Prolonged Exposure (PE) Therapy
This program is for adults who have Post-Traumatic Stress Disorder.
Prolonged Exposure (PE) Therapy is a one-on-one therapeutic treatment for adults who have experiencedtrauma and have consequently received a diagnosis of Post-Traumatic Stress Disorder (PTSD). Treatment focuses on reducing trauma symptoms, such as hypervigilance, hyperarousal, flashbacks, and related depression and anxiety symptoms.

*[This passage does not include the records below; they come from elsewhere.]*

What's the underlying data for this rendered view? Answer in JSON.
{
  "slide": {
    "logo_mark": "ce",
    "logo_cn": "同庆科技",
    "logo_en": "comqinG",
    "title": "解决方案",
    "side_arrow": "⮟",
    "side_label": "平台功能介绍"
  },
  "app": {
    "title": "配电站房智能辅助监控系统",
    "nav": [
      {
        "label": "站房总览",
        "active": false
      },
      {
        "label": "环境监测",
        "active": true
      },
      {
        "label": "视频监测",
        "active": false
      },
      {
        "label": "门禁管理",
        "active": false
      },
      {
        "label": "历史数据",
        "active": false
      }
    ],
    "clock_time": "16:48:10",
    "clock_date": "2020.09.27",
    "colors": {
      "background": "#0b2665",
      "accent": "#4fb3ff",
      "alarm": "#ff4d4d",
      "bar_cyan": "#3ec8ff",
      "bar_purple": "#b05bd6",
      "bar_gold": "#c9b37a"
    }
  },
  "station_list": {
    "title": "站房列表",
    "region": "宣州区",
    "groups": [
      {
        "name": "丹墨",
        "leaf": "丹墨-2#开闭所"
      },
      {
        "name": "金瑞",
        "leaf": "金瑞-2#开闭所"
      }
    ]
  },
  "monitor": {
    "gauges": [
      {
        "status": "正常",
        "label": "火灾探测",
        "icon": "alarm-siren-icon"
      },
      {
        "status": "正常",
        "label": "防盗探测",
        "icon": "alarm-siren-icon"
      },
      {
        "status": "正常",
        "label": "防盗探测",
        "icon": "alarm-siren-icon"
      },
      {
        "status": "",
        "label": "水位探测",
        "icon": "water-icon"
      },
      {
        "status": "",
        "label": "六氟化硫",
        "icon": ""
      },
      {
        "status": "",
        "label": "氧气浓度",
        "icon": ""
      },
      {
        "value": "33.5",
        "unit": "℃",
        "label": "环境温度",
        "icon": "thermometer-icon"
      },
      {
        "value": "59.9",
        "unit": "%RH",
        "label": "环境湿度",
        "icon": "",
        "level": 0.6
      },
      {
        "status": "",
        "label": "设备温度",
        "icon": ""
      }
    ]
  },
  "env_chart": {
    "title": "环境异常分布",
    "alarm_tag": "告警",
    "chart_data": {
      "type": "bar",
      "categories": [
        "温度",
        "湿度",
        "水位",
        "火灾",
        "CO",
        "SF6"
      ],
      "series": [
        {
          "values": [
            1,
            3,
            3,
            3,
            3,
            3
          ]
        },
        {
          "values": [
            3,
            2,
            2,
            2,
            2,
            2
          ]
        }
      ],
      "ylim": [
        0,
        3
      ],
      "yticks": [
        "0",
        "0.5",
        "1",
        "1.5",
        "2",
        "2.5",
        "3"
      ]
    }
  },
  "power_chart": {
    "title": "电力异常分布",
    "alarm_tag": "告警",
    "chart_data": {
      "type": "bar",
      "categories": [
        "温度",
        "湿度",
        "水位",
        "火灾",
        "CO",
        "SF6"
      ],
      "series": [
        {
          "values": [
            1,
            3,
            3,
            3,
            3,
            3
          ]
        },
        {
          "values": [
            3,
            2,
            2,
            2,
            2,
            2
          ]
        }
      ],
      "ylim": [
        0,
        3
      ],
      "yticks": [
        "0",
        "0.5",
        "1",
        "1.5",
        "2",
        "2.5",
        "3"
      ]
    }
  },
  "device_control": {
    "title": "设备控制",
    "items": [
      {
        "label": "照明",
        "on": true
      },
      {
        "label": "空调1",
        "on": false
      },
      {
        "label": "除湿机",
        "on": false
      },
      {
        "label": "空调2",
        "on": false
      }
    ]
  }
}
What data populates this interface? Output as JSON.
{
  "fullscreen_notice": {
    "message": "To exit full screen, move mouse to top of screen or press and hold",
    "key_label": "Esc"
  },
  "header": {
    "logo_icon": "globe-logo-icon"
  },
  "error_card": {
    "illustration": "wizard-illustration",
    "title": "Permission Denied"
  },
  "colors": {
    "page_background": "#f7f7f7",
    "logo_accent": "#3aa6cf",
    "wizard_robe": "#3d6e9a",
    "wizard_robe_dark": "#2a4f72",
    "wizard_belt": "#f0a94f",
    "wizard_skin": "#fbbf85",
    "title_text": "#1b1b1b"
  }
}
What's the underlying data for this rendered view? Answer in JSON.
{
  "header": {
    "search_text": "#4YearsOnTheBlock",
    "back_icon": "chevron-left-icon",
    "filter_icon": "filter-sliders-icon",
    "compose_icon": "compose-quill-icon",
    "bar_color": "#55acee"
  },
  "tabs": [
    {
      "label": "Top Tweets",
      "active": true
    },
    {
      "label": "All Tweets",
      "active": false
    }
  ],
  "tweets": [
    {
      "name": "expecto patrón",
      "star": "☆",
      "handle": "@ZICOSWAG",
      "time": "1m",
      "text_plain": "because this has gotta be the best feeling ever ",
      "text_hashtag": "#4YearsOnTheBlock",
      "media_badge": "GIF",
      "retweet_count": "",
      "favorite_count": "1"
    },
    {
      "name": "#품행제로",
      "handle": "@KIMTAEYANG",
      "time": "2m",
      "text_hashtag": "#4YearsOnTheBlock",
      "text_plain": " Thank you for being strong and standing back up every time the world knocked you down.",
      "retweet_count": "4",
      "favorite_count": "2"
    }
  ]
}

Numerous randomized clinical trials, including severalof PE Therapy, have demonstrated its effectiveness as a treatment for PTSD. Studies consistently reveal that individuals who participated in PE Therapy, compared to various control conditions (e.g., wait-list/delayed treatment, relaxation therapy, person-centered therapy, typical treatment, dynamic therapy), showed the following improvements: reduction in their PTSD symptoms at immediate post-treatment and at follow-up (i.e., ranging from 6- to 17-months post-treatment), reduction in secondary depressive and anxiety symptoms, and overall increases in measures of global functioning. These results are found in individuals with a wide variety of traumatic exposures (e.g., robberies, sexual assaults, domestic violence, childhood abuse, combat- and terrorism-related traumas) with differences in degree of exposure, single and chronic, and with wide ranges in time from last trauma exposure (i.e., from 3 months to no upper limit). The efficacy of PE Therapy has been demonstrated in civilian and military populations.
PE Therapy is designed to help individuals who have PTSD caused by traumas, such as rape, childhood sexual abuse, combat, motor vehicle accidents, or natural disasters. This program has three components:
- Psychoeducation: Increase the patient’s level of understanding of his or her diagnosis and the symptoms he or she is experiencing.
- Imaginal exposure: Encourage patients to repeatedly recount the traumatic memory, help participants retrieve missing information about the event, and assist them as they increase their ability to create an organized narrative of the event.
- In vivo exposure: Expose patients, gradually, to situational aspects related to their trauma. The impact of the trauma is reduced through the use of systematic desensitization techniques.
PE Therapy is widely implemented by clinical psychologists across the United States and internationally. Currently, PE Therapy is being implemented in numerous Veterans’ hospitals.
Licensed mental health professionals facilitate this program, and they are required to attend a training workshop. The training takes 4 days and is offered twice annually during the fall and spring semesters by faculty from the Center for the Treatment and Study of Anxiety at the University of Pennsylvania. The cost to attend the workshop, including training and support materials (e.g., workshop binder, intervention therapist guide, client workbook), is $1500 per person. For more information, please visit the website located in the Contact section.
Considerations for implementing this program include securing professionals to facilitate the program and ensuring they attend the workshop, gaining buy-in from participants, understanding that therapist burn-out may occur, and understanding funds for program training andmay need to be acquired.
The Clearinghouse can help address these considerations. Please call 1-877-382-9185 or email Clearinghouse@psu.edu
If you are interested in implementing PE Therapy, the Clearinghouse is interested in helping you!
Please call 1-877-382-9185 or email Clearinghouse@psu.edu
PE Therapy requires between 8 and 20 sessions. Each session lasts 90 minutes.
Costs to implement PE Therapy are built into the fees associated with training the therapists.
The Clearinghouse can help you develop an evaluation plan to ensure the program components are meeting your goals. Please call 1-877-382-9185 or email Clearinghouse@psu.edu
Contact the Clearinghouse with any questions regarding this program.
Phone: 1-877-382-9185 Email: Clearinghouse@psu.edu
You may also contact the Center for the Treatment and Study of Anxiety by mail at the Department of Psychiatry, University of Pennsylvania, 3535 Market Street, Suite 600, Philadelphia, PA 19104-3309, phone 1-215-746-3327, fax 1-215-746-3311, or visit www.med.upenn.edu/ctsa/workshops_pet.html
*Resources and associated costs reflect those identified at the time of fact sheet publication.